WORK INSTRUCTIONS: Among the records below, find each line containing the word "image" and copy it.

────────────────────────────────────────

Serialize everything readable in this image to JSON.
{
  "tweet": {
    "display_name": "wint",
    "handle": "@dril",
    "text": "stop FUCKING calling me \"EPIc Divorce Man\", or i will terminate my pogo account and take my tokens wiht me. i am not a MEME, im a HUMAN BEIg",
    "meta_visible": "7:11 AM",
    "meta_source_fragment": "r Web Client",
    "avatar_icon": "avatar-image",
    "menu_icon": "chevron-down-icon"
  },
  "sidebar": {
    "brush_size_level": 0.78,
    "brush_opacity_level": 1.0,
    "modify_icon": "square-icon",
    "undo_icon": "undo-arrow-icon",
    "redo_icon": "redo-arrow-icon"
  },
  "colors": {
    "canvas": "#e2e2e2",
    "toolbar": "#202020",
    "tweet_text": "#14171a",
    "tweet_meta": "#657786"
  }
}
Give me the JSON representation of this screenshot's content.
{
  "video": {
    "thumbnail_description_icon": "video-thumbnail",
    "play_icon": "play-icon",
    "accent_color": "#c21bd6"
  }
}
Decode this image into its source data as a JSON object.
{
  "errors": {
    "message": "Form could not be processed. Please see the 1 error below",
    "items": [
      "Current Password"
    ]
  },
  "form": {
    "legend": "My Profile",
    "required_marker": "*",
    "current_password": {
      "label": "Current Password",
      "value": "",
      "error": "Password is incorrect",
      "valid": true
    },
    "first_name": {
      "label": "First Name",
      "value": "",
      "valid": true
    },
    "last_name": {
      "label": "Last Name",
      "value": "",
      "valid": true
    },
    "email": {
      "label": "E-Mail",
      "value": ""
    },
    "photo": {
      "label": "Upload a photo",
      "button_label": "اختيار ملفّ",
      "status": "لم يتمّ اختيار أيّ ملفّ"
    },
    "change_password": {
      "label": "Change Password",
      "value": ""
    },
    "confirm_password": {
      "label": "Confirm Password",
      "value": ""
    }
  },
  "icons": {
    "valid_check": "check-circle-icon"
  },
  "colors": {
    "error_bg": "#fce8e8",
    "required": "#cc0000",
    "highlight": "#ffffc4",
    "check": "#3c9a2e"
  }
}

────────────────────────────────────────

SOLUTION TO THIS EXERCISE:
Serialize everything readable in this image to JSON.
    "avatar_icon": "avatar-image",
Decode this image into its source data as a JSON object.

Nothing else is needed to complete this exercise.